3 CTO Tips to Effectively Use Your Seat at the Table During COVID-19
We're operating in unique times due to the COVID-19 global pandemic. Many of us are adapting to the new extended remote work model, and most are facing new challenges both personally and professionally. One challenge for some CTOs and technology leaders is communicating the importance of IT and cybersecurity and its role in the overarching business.
While those in IT understand the importance of their department, that's not always the case for non-technical members of the management team or the organization as a whole. IT and cybersecurity are critical to run any organization behind the scenes, and at the end of the day, the financial and reputational risk of underestimating the importance of IT is significant.
Here are three tips for communicating the importance of IT and cybersecurity internally:
1.) Get and use your seat at the table.
First things first, IT professionals have to get a seat at the table with upper management to properly demonstrate the importance of IT and a robust cybersecurity program. Forming relationships and building rapport and chemistry with upper management is the first step to getting organizational buy-in.

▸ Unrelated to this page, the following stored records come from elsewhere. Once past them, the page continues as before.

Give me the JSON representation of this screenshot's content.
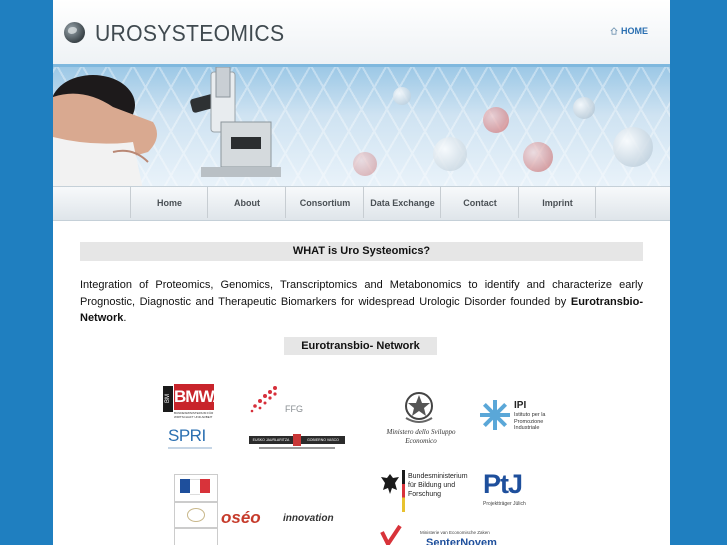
{
  "header": {
    "site_title": "UROSYSTEOMICS",
    "home_link": "HOME"
  },
  "nav": {
    "items": [
      {
        "label": "Home"
      },
      {
        "label": "About"
      },
      {
        "label": "Consortium"
      },
      {
        "label": "Data Exchange"
      },
      {
        "label": "Contact"
      },
      {
        "label": "Imprint"
      }
    ]
  },
  "content": {
    "title": "WHAT is Uro Systeomics?",
    "intro_text": "Integration of Proteomics, Genomics, Transcriptomics and Metabonomics to identify and characterize early Prognostic, Diagnostic and Therapeutic Biomarkers for widespread Urologic Disorder founded by ",
    "intro_bold": "Eurotransbio-Network",
    "intro_end": ".",
    "network_title": "Eurotransbio- Network"
  },
  "logos": {
    "bmwa": {
      "main": "BMWA",
      "vertical": "BM",
      "sub": "BUNDESMINISTERIUM FÜR WIRTSCHAFT UND ARBEIT"
    },
    "ffg": {
      "text": "FFG"
    },
    "ministero": {
      "text": "Ministero dello Sviluppo Economico"
    },
    "ipi": {
      "title": "IPI",
      "sub": "Istituto per la Promozione Industriale"
    },
    "spri": {
      "text": "SPRI"
    },
    "basque": {
      "left": "EUSKO JAURLARITZA",
      "right": "GOBIERNO VASCO"
    },
    "bmbf": {
      "text": "Bundesministerium für Bildung und Forschung"
    },
    "ptj": {
      "text": "PtJ",
      "sub": "Projektträger Jülich"
    },
    "oseo": {
      "main": "oséo",
      "tag": "innovation"
    },
    "senter": {
      "top": "Ministerie van Economische Zaken",
      "main": "SenterNovem"
    }
  },
  "colors": {
    "background": "#1f7fc0",
    "nav_text": "#4a5055",
    "link_blue": "#2a6fb1",
    "bmwa_red": "#c8242b",
    "ptj_blue": "#1e4f9c"
  }
}
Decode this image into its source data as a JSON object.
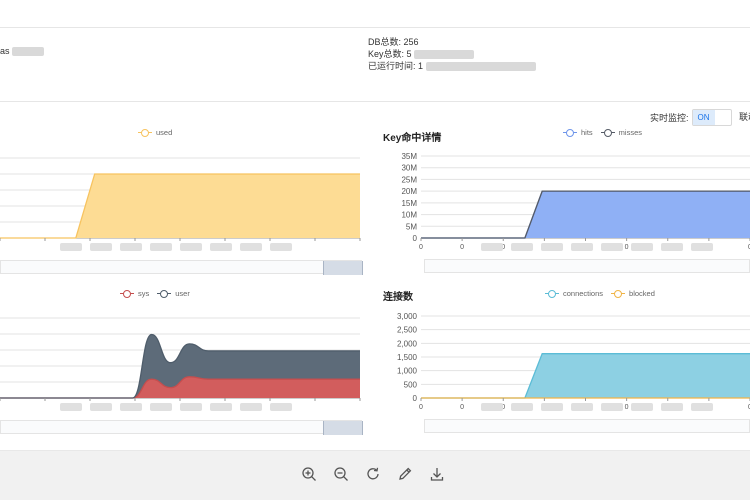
{
  "info": {
    "left_partial": "as",
    "db_label": "DB总数:",
    "db_value": "256",
    "key_label": "Key总数:",
    "key_value_partial": "5",
    "uptime_label": "已运行时间:",
    "uptime_value_partial": "1"
  },
  "controls": {
    "monitor_label": "实时监控:",
    "monitor_state": "ON",
    "extra_label": "联动"
  },
  "toolbar": {
    "icons": [
      "zoom-in-icon",
      "zoom-out-icon",
      "refresh-icon",
      "edit-icon",
      "download-icon"
    ]
  },
  "chart_data": [
    {
      "type": "area",
      "title": "",
      "legend": [
        "used"
      ],
      "series": [
        {
          "name": "used",
          "color": "#f7c35f",
          "fill": "#fddc94",
          "values": [
            0,
            0,
            0,
            0,
            0,
            1,
            1,
            1,
            1,
            1,
            1,
            1,
            1,
            1,
            1,
            1,
            1,
            1,
            1,
            1
          ]
        }
      ],
      "grid": true
    },
    {
      "type": "area",
      "title": "Key命中详情",
      "legend": [
        "hits",
        "misses"
      ],
      "y_ticks": [
        "35M",
        "30M",
        "25M",
        "20M",
        "15M",
        "10M",
        "5M",
        "0"
      ],
      "ylim": [
        0,
        35000000
      ],
      "x_ticks": [
        "0",
        "0",
        "0",
        "0",
        "0",
        "0",
        "0",
        "0",
        "0"
      ],
      "series": [
        {
          "name": "hits",
          "color": "#6e95ea",
          "fill": "#8fb0f5",
          "values": [
            0,
            0,
            0,
            0,
            0,
            0,
            0,
            20000000,
            20000000,
            20000000,
            20000000,
            20000000,
            20000000,
            20000000,
            20000000,
            20000000,
            20000000,
            20000000,
            20000000,
            20000000
          ]
        },
        {
          "name": "misses",
          "color": "#555b66",
          "fill": "none",
          "values": [
            0,
            0,
            0,
            0,
            0,
            0,
            0,
            20000000,
            20000000,
            20000000,
            20000000,
            20000000,
            20000000,
            20000000,
            20000000,
            20000000,
            20000000,
            20000000,
            20000000,
            20000000
          ]
        }
      ],
      "grid": true
    },
    {
      "type": "area",
      "title": "",
      "legend": [
        "sys",
        "user"
      ],
      "series": [
        {
          "name": "sys",
          "color": "#c44e4e",
          "fill": "#d25d5d",
          "values": [
            0,
            0,
            0,
            0,
            0,
            0,
            0,
            0,
            0.4,
            0.22,
            0.45,
            0.4,
            0.4,
            0.4,
            0.4,
            0.4,
            0.4,
            0.4,
            0.4,
            0.4
          ]
        },
        {
          "name": "user",
          "color": "#4f5d6b",
          "fill": "#5d6b79",
          "values": [
            0,
            0,
            0,
            0,
            0,
            0,
            0,
            0,
            1.35,
            0.75,
            1.15,
            1.0,
            1.0,
            1.0,
            1.0,
            1.0,
            1.0,
            1.0,
            1.0,
            1.0
          ]
        }
      ],
      "grid": true
    },
    {
      "type": "area",
      "title": "连接数",
      "legend": [
        "connections",
        "blocked"
      ],
      "y_ticks": [
        "3,000",
        "2,500",
        "2,000",
        "1,500",
        "1,000",
        "500",
        "0"
      ],
      "ylim": [
        0,
        3000
      ],
      "x_ticks": [
        "0",
        "0",
        "0",
        "0",
        "0",
        "0",
        "0",
        "0",
        "0"
      ],
      "series": [
        {
          "name": "connections",
          "color": "#5bbcd6",
          "fill": "#8dd0e3",
          "values": [
            0,
            0,
            0,
            0,
            0,
            0,
            0,
            1620,
            1620,
            1620,
            1620,
            1620,
            1620,
            1620,
            1620,
            1620,
            1620,
            1620,
            1620,
            1620
          ]
        },
        {
          "name": "blocked",
          "color": "#f0b447",
          "fill": "none",
          "values": [
            0,
            0,
            0,
            0,
            0,
            0,
            0,
            0,
            0,
            0,
            0,
            0,
            0,
            0,
            0,
            0,
            0,
            0,
            0,
            0
          ]
        }
      ],
      "grid": true
    }
  ]
}
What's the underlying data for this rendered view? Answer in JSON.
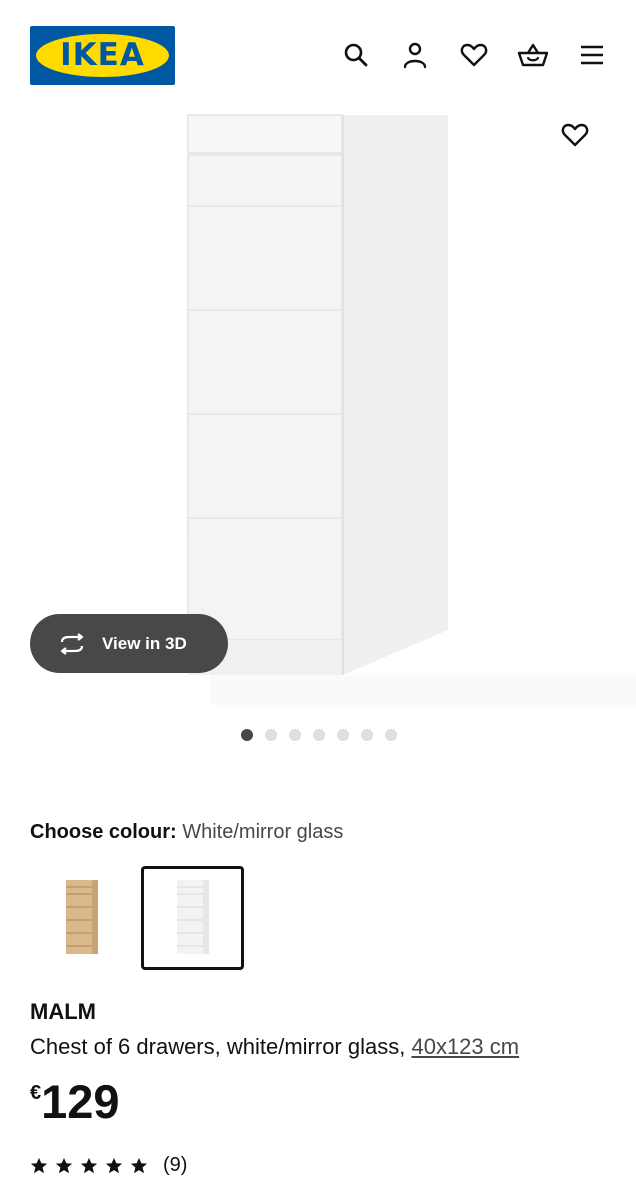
{
  "header": {
    "logo_text": "IKEA",
    "icons": [
      "search-icon",
      "account-icon",
      "heart-icon",
      "basket-icon",
      "menu-icon"
    ]
  },
  "media": {
    "view_3d_label": "View in 3D",
    "slide_count": 7,
    "active_slide": 1
  },
  "colour": {
    "label": "Choose colour:",
    "value": "White/mirror glass",
    "options": [
      "oak-effect",
      "white"
    ],
    "selected_index": 1
  },
  "product": {
    "name": "MALM",
    "description": "Chest of 6 drawers, white/mirror glass, ",
    "size": "40x123 cm",
    "currency": "€",
    "price": "129",
    "rating_stars": 5,
    "review_count": "(9)"
  },
  "colors": {
    "logo_blue": "#0058a3",
    "logo_yellow": "#ffdb00",
    "dark_button": "#484848"
  }
}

Technical personnel looking to communicate with upper management should know their audience. If the group isn't technologically inclined, instead of "tech talk" or "geek speak", use non-technical verbiage and communicate in a way that they can understand. Do your research and understand how the business runs and what tools and technologies are really needed from the operational side. Demonstrating operational knowledge can help build the relationship and give you credibility. Think of the long term development in IT, but create a digestible roadmap with steps and resources necessary to get there. And of course, understand and display the ROI of any investments.

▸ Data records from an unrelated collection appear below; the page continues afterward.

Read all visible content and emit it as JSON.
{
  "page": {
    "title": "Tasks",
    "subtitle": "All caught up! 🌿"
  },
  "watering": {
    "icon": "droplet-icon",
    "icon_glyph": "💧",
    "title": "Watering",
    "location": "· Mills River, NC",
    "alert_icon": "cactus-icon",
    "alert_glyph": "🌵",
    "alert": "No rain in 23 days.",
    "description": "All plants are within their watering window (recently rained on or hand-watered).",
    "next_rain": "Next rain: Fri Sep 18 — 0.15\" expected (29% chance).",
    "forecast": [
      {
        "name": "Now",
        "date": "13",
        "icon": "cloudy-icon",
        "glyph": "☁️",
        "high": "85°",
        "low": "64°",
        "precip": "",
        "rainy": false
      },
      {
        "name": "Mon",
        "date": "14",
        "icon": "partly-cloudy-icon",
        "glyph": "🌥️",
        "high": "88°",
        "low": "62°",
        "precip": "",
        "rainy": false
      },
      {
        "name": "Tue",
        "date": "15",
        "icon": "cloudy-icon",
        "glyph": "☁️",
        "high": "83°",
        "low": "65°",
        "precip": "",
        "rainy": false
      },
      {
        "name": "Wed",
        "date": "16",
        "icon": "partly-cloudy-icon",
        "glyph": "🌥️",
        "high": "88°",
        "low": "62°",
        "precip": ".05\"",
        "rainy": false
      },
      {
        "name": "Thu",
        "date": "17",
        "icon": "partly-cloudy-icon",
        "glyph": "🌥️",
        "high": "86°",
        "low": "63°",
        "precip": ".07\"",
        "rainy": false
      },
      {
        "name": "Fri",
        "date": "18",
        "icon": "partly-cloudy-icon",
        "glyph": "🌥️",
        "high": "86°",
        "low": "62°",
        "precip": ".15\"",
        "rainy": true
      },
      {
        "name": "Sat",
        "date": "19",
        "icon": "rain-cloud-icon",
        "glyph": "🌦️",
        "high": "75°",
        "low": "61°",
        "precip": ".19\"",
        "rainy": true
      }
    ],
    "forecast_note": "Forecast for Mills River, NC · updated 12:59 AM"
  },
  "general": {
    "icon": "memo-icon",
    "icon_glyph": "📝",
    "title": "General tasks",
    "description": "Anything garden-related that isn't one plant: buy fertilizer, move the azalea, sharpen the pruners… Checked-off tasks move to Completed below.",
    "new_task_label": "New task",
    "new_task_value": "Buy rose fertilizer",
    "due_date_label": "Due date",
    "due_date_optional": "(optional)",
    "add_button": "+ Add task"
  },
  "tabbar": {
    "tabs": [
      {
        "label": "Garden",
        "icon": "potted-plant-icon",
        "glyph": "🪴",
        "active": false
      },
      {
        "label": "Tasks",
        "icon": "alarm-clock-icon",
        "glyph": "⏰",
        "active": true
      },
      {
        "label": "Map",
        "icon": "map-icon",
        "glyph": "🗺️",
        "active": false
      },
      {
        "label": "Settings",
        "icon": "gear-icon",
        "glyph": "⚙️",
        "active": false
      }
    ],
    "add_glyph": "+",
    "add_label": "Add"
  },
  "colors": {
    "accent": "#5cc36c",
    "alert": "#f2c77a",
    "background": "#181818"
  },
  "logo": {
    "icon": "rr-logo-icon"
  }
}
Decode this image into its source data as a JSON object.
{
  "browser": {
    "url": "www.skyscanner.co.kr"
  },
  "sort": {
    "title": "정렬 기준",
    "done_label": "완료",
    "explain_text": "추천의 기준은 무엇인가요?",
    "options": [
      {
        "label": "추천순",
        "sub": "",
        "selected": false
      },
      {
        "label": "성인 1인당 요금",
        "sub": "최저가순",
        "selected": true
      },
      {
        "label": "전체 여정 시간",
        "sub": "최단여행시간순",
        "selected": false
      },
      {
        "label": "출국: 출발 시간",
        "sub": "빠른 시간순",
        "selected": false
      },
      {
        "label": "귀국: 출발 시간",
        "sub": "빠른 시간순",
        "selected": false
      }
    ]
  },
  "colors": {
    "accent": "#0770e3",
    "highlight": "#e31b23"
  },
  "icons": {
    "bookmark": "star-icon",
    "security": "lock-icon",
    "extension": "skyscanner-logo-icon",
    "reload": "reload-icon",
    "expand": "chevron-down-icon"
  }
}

2.) Emphasize the changing nature of work.
The current situation with COVID-19 is changing the way we work, with more employees working remotely than ever before. Companies have had to shift to supporting a remote workforce, and home offices and laptops are creating new challenges for IT teams. Hacking attempts, specifically COVID-19 related phishing attempts, have been on the rise leaving organizations exposed. Effectively employees across all departments and all levels of a company can be challenging, but it's a strategic business move to prevent financial and reputational risk.

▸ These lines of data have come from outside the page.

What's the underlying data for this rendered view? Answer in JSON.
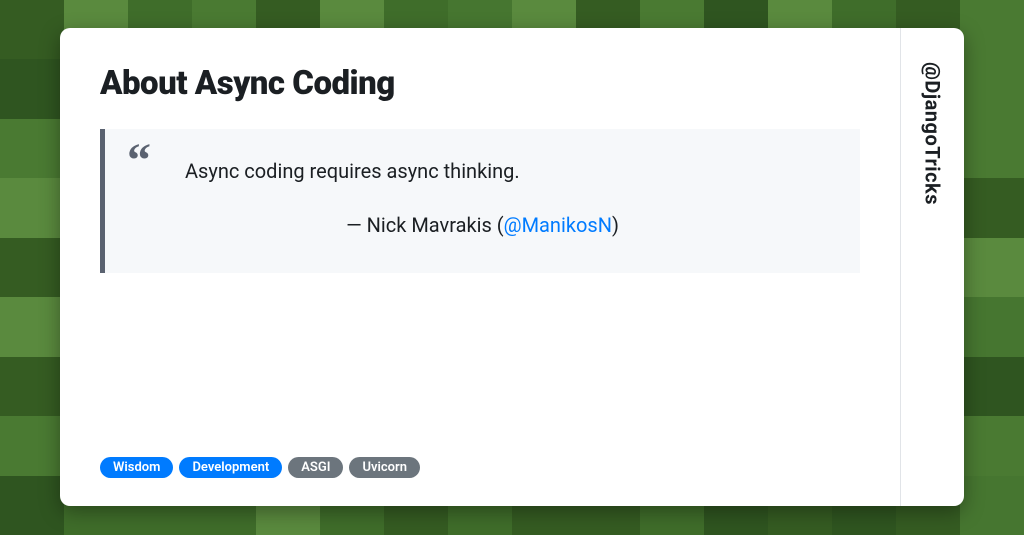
{
  "title": "About Async Coding",
  "quote": {
    "text": "Async coding requires async thinking.",
    "author_prefix": "— Nick Mavrakis (",
    "author_handle": "@ManikosN",
    "author_suffix": ")"
  },
  "tags": [
    {
      "label": "Wisdom",
      "variant": "blue"
    },
    {
      "label": "Development",
      "variant": "blue"
    },
    {
      "label": "ASGI",
      "variant": "gray"
    },
    {
      "label": "Uvicorn",
      "variant": "gray"
    }
  ],
  "sidebar_handle": "@DjangoTricks"
}
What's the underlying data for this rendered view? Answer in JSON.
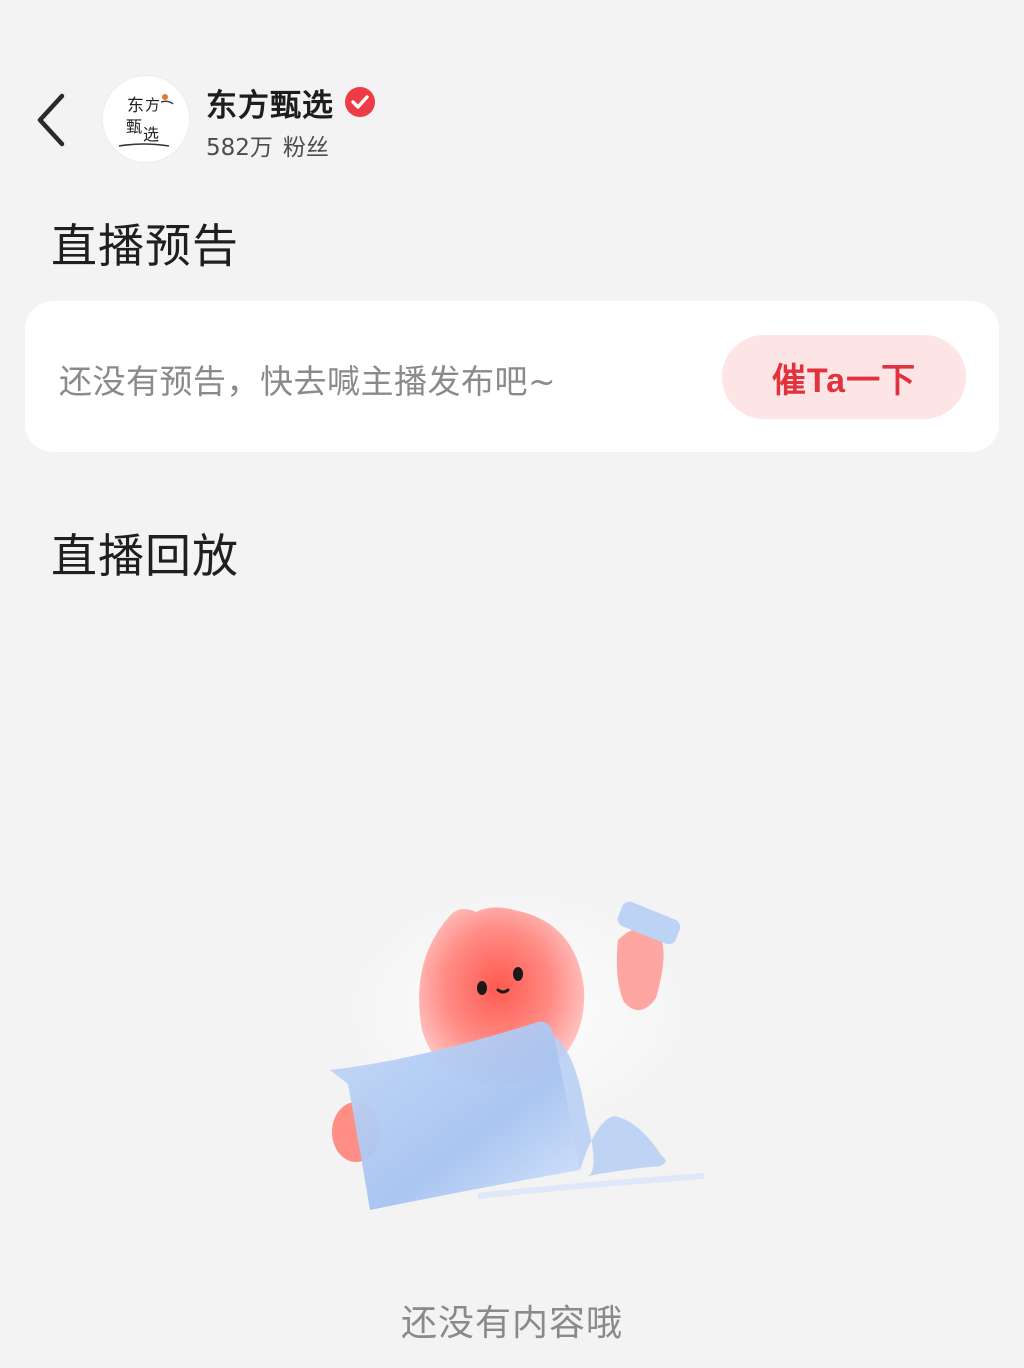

(Tip: Phishing training via a simulated phishing attack is one way to train employees, as a company is only as strong as its weakest link. For guidance on phishing training, you can read our recent article.) Adapting to the current environment and demonstrating knowledge of the environment to upper management goes a long way.
Even after companies eventually transition back into the office, remote work for some will likely be here to stay and IT has a integral part in a seamless transition.
3.) Continuous communication is key.
Like any department, every day is (hopefully!) full of small wins, completed projects, and innovative ideas to help the company be more efficient and successful. For IT specifically, so much of this is behind the scenes. CTOs and IT leaders have to communicate the success of the department to the management team and to the company. While operations may be running smoothly on the front-end, it's often because a team is running patches, maintaining software, and supporting users' on the back end.
At the end of the day, the IT team is a strategic partner of every organization, and is even more crucial with the sudden increase in remote work and targeted cybersecurity attacks. To stay up-to-date on Eze Castle's newest COVID-19 articles, you can subscribe to our newsletter here.